▶ _WHAT NEEDS TO BE DONE_
Go through the data below line by line and count those containing the word "cols". Reply with the count only.

▶ _RECORDS PROVIDED_

<<<<

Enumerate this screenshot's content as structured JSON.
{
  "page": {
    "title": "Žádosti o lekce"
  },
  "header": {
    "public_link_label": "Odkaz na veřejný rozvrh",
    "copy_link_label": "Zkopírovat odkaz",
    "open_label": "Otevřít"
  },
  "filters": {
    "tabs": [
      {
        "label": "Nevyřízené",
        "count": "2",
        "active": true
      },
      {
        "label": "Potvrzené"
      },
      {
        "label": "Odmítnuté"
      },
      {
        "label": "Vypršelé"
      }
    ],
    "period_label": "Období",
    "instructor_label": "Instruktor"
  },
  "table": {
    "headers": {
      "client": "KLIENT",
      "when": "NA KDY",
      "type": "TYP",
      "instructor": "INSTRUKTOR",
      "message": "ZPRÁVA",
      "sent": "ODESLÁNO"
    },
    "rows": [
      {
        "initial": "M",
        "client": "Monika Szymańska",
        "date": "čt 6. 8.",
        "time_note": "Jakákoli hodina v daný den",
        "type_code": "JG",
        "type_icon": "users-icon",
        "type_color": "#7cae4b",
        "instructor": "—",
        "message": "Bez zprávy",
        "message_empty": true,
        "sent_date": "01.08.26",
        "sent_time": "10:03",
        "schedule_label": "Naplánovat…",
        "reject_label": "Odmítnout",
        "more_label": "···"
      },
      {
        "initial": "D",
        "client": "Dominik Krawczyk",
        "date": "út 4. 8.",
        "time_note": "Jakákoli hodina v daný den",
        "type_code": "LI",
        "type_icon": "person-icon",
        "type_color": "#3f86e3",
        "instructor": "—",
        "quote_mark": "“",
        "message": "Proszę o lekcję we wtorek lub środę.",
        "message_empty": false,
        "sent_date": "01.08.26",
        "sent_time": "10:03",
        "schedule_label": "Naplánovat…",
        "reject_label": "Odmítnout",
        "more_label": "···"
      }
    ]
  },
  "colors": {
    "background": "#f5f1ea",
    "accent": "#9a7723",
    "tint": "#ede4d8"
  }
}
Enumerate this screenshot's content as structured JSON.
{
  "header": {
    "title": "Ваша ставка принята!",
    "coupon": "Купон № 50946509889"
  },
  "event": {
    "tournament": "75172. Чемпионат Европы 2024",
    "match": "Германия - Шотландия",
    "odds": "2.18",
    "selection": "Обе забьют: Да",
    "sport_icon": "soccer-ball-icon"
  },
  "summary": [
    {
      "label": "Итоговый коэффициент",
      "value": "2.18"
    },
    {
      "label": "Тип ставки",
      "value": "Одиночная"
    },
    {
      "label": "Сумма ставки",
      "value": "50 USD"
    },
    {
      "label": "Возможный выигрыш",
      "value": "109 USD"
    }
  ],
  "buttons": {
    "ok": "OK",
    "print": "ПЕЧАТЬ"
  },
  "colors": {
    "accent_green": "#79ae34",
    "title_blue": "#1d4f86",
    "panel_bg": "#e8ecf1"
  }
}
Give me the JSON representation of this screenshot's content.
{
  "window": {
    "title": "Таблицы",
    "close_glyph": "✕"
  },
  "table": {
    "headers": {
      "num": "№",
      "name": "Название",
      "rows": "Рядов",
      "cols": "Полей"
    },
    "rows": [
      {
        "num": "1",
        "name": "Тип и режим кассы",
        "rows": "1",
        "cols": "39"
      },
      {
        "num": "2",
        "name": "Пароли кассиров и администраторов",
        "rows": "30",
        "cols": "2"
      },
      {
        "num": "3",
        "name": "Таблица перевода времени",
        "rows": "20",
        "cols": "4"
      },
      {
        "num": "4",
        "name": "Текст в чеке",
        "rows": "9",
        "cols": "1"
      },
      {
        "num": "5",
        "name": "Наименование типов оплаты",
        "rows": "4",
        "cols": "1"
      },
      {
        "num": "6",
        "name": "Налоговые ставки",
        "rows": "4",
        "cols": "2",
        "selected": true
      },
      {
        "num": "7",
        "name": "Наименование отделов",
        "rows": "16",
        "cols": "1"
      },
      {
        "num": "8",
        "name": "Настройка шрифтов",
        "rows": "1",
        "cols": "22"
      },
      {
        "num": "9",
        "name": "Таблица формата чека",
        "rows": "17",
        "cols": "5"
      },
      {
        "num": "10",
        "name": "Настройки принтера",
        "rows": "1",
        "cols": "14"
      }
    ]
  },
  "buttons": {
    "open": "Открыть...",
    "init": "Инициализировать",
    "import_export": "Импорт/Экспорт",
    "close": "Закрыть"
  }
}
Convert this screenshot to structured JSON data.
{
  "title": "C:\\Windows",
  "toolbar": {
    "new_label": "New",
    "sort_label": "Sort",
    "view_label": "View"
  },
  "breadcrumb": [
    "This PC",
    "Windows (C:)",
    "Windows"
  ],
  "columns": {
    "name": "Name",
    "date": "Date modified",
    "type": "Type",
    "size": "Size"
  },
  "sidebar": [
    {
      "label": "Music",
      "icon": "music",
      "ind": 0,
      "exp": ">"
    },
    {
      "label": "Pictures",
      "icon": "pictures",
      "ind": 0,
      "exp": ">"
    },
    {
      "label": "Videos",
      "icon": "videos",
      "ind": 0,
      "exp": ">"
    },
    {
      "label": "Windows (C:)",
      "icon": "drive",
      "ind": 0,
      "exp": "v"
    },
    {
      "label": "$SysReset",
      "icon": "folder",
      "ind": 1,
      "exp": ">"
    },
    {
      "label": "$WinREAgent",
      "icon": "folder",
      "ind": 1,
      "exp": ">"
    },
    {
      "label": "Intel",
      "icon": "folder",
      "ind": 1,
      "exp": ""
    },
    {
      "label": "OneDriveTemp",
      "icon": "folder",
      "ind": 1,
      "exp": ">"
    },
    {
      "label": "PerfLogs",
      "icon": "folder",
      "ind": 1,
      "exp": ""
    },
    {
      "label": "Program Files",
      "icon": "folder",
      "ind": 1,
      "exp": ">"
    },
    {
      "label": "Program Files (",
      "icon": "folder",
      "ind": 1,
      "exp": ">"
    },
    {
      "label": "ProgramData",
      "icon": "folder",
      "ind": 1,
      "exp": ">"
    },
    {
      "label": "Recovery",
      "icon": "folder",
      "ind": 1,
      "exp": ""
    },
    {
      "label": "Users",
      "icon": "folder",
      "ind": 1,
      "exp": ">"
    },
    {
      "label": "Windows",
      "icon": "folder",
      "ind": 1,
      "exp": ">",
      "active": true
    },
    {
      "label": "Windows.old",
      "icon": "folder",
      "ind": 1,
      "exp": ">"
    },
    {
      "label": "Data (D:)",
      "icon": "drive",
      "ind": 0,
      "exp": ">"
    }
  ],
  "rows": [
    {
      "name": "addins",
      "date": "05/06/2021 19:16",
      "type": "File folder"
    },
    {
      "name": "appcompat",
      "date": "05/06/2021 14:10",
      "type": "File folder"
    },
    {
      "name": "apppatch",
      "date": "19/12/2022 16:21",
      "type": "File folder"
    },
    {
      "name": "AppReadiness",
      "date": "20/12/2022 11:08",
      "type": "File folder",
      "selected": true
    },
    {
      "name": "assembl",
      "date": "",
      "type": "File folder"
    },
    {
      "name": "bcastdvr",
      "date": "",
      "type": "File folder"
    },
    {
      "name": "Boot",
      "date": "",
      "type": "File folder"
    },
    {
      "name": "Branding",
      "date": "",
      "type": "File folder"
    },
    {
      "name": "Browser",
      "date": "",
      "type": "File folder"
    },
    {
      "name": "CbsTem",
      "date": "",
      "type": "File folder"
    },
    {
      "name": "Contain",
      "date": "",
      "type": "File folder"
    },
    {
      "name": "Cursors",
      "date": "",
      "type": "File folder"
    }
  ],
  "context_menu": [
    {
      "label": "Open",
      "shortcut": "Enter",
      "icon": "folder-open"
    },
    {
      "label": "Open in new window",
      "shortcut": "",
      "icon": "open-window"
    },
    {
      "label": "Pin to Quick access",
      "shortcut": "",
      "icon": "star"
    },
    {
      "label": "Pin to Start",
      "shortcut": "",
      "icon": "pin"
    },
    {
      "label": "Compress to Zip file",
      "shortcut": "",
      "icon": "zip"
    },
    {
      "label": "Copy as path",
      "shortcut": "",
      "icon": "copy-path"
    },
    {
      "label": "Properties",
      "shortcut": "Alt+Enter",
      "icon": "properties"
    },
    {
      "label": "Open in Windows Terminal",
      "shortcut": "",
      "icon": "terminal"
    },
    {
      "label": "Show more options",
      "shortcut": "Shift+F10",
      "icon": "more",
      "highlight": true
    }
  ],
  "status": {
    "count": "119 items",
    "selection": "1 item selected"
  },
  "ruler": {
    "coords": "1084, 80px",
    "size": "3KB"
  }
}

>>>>

▶ _RESPONSE TO THE TASK_
11